Yet in recent weeks the relationship between the North’s leaders has improved; as the chairs were being set out to ensure social distancing ahead of an Executive committee meeting earlier this week, Ms Foster joked that she and Ms O’Neill had been seeing so much of each other, they were practically the same household.

Yesterday she and Ms O’Neill published a joint letter in Northern Ireland’s three main newspapers thanking the public for the sacrifices they have made to protect others during the lockdown.

“I think at different times there perhaps was different emphasis but not necessarily a difference in approach,” said Ms O’Neill, “because I think we all shared the same objective of trying to save lives.

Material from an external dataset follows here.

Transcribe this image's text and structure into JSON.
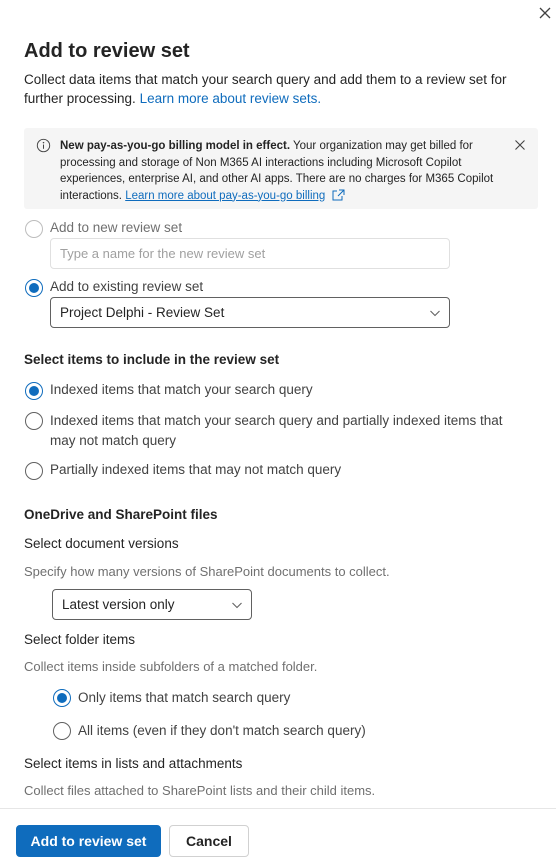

“We were thrust into this very quickly after the Executive being restored, and that in itself was challenging, but I think that Executive colleagues have worked really closely together to try and turn our way through this as best we can with that one objective, to save lives.”

Devolution

Both politicians were also on the same page when asked about the differences between the North’s roadmap for exiting lockdown and the plans in Ireland and the UK, stressing that their role was to work on behalf of the people of Northern Ireland.

“If devolution is to mean anything it is about doing what’s right locally for your own people and what we have to do is to listen to the medical and scientific evidence and then make our decisions based on that,” Ms Foster said.

“We’re elected here,” said Ms O’Neill. “We’re elected to represent the people that sent us here and to take up government departments and actually make decisions on their behalf, so you can look to London and you can look to Dublin and you can pick good and bad in all approaches, but for me this is about our own response to Covid-19.”

However she added: “We do live on an island, we have a geographical advantage, it’s important that we use it to our people’s best advantage in our battle against Covid-19.”

The first steps towards the easing of lockdown restrictions began in Northern Ireland this week. The current regulations are due to be reviewed on May 28th.

Ms Foster and Ms O’Neill revealed their mothers both had been admitted to hospital during the lockdown. Ms Foster said that the two things she missed most were her hairdresser and congregational singing in church.

“We miss the ordinary things that you take for granted and after this is over I hope people don’t take those sort of things for granted, that they actually do value their freedom and their freedom to do all of the things we haven’t been able to do over the last eight weeks.”